**Task details:** Reading the data below, count the lines that carry the string "icon". Give nothing but the count.

**Data to examine:**
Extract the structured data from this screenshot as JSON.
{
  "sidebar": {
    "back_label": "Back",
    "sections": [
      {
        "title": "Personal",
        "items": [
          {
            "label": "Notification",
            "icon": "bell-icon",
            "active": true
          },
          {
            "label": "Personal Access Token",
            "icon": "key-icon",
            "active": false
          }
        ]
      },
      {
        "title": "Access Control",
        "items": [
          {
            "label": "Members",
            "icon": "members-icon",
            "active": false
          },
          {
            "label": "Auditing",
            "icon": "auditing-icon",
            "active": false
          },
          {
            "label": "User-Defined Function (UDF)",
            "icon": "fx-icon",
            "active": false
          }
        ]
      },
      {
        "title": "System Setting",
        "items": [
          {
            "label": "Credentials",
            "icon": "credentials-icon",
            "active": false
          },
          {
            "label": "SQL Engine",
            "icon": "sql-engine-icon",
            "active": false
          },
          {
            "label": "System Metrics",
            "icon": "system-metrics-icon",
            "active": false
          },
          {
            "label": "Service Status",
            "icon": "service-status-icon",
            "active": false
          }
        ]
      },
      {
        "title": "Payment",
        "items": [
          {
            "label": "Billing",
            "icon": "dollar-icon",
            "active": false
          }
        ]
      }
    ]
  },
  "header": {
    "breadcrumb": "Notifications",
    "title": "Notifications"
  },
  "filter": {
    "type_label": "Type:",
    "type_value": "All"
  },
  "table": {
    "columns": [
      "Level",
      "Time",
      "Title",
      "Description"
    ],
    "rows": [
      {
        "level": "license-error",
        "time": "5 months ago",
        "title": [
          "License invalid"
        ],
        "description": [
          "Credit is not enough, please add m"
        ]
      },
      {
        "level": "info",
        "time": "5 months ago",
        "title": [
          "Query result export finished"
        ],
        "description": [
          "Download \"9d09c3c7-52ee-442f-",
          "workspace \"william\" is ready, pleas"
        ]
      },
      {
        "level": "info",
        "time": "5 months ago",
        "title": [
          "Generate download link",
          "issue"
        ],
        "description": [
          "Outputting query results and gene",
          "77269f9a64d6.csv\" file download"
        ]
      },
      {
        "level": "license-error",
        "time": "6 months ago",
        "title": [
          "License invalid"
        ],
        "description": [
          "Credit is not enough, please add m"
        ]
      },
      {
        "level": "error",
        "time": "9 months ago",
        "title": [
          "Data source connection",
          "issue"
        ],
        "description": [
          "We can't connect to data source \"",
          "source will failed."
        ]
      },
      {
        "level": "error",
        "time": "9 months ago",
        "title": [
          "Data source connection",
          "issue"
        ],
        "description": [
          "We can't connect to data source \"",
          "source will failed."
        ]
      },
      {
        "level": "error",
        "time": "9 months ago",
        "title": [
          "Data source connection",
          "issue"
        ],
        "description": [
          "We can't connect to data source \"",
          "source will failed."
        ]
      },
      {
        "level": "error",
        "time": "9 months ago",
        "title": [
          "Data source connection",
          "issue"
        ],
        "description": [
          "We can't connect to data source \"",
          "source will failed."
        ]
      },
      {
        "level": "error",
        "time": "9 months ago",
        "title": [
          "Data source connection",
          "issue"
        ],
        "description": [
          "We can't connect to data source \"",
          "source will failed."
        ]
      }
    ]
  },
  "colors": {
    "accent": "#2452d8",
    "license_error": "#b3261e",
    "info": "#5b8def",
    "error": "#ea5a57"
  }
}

**Solution to the problem:** 10